- [ACTIVITY]: Among the entries that follow, some lines contain the word "settings". Show all of them.

- [DATASET CONTENT]:

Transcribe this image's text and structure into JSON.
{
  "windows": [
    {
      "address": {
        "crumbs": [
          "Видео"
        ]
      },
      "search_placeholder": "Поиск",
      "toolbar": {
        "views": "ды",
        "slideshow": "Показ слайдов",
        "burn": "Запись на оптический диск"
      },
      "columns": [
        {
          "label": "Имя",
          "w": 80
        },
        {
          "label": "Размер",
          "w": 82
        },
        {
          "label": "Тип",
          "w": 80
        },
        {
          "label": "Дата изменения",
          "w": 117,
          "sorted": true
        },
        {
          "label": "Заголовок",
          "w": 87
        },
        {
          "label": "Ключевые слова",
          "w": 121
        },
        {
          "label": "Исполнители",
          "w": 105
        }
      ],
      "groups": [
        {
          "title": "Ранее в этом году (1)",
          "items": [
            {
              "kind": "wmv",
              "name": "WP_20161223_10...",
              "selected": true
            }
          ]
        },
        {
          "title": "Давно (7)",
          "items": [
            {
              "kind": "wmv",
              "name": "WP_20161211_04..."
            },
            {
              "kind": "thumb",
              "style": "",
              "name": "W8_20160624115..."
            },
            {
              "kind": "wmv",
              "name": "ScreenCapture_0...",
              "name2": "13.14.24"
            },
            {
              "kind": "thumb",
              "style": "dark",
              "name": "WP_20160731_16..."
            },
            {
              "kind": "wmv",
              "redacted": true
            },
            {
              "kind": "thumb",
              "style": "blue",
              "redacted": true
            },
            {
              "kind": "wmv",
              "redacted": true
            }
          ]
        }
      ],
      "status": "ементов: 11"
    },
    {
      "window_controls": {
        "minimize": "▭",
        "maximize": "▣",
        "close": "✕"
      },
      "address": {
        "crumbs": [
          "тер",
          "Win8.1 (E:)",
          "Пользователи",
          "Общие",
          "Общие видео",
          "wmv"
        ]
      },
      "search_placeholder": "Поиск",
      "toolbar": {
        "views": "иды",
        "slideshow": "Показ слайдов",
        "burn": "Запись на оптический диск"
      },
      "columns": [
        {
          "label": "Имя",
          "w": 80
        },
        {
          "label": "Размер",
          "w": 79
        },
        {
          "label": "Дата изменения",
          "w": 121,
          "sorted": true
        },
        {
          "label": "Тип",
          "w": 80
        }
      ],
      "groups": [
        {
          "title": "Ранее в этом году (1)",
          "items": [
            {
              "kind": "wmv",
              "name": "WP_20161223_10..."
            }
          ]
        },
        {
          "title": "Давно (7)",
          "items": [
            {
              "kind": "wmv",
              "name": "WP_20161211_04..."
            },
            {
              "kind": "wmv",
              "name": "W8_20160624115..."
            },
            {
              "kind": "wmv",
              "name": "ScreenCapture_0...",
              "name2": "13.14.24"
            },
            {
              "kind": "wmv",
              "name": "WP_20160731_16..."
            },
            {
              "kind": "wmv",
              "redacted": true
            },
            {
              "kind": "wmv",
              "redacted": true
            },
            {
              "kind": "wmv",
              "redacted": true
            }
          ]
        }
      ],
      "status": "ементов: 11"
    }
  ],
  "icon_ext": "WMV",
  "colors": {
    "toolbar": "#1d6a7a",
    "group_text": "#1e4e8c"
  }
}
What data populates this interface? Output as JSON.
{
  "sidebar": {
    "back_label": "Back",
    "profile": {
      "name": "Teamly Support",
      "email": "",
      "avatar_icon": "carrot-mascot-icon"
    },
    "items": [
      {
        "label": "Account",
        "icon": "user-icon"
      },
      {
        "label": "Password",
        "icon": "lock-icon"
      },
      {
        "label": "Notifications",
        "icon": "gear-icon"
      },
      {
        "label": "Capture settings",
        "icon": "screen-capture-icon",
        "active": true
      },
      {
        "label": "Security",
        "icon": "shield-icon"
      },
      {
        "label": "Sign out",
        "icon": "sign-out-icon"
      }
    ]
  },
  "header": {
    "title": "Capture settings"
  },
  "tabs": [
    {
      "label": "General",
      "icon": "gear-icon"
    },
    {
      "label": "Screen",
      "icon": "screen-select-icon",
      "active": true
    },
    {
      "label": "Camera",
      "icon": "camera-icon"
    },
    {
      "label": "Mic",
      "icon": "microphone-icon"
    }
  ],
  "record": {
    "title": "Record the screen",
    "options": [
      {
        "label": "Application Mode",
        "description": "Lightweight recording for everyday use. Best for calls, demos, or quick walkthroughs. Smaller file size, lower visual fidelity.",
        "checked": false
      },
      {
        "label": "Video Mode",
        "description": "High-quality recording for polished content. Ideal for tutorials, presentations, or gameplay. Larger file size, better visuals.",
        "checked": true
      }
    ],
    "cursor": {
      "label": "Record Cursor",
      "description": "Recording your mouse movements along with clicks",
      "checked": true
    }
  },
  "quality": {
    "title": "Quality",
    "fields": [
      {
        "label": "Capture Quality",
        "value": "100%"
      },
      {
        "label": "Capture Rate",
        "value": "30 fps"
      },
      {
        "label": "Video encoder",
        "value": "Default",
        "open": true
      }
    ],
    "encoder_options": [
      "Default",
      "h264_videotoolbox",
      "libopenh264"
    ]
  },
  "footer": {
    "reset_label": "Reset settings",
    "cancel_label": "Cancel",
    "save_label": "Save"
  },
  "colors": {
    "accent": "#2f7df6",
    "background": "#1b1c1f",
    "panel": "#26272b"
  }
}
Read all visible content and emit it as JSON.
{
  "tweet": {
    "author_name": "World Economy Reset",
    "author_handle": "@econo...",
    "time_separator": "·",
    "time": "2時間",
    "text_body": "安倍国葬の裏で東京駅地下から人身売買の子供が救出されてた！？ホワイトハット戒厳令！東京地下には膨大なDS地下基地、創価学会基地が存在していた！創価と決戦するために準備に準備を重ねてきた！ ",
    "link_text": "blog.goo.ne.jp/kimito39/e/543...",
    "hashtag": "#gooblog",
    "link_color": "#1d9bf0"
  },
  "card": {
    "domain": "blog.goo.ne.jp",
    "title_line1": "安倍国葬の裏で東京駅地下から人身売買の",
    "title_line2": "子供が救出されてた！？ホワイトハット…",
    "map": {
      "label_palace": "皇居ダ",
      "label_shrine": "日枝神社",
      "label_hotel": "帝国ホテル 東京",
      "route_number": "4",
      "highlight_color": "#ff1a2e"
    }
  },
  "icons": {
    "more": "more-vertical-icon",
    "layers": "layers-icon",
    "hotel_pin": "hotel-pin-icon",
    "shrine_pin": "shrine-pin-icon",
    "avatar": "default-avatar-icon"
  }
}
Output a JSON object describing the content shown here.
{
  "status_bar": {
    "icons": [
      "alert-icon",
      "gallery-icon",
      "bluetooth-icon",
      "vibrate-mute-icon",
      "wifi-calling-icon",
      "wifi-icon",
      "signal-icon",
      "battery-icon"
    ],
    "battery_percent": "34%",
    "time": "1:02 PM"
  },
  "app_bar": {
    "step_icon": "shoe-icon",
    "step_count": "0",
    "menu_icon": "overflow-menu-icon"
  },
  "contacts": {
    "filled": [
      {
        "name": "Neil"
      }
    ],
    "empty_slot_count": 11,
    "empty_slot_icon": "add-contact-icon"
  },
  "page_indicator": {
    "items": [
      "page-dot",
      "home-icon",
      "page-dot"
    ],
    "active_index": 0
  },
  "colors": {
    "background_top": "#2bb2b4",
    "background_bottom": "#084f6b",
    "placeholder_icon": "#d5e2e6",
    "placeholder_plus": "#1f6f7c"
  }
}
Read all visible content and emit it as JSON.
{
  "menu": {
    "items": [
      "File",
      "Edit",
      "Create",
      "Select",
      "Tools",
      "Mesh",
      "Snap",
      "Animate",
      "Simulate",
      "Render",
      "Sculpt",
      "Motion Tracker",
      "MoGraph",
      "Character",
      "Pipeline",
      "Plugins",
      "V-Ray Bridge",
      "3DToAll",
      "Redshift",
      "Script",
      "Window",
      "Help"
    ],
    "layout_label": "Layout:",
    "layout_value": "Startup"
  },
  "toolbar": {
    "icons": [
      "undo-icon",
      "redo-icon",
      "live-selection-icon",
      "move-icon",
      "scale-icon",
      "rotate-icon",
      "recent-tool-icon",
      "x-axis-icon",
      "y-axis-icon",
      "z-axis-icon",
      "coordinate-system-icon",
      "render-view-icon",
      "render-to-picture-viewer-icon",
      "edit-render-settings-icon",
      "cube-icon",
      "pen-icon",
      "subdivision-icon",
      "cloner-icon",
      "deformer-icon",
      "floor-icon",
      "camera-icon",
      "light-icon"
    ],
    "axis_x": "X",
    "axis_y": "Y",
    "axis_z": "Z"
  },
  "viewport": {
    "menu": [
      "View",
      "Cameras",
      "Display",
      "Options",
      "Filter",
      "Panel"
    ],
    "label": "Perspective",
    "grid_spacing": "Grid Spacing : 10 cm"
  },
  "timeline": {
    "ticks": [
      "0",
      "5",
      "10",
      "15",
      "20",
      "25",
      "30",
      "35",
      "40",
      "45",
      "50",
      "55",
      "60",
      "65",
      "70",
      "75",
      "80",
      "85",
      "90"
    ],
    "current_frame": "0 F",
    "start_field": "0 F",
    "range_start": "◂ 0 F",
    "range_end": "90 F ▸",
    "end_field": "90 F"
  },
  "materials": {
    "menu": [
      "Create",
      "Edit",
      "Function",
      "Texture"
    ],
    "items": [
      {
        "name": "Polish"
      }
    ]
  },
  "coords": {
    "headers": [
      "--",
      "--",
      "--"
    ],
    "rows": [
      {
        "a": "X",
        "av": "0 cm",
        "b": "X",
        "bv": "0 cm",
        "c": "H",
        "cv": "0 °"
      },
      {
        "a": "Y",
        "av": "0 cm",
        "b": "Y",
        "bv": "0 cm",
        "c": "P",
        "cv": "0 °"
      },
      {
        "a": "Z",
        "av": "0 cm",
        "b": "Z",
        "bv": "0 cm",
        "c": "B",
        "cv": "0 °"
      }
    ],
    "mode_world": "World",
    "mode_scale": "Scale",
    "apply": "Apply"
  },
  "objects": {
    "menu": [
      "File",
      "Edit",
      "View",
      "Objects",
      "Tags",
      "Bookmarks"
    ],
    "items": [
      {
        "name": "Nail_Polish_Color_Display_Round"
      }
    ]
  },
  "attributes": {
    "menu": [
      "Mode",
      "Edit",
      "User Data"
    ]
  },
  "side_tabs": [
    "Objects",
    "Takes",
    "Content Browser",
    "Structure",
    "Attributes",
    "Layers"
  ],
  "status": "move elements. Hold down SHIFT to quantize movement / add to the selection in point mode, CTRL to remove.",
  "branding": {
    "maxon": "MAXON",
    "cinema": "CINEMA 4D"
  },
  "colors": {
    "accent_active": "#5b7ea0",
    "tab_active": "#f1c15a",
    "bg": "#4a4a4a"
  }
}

- [TASK RESULT]:
        "label": "Capture settings",
    "title": "Capture settings"
    "reset_label": "Reset settings",
      "edit-render-settings-icon",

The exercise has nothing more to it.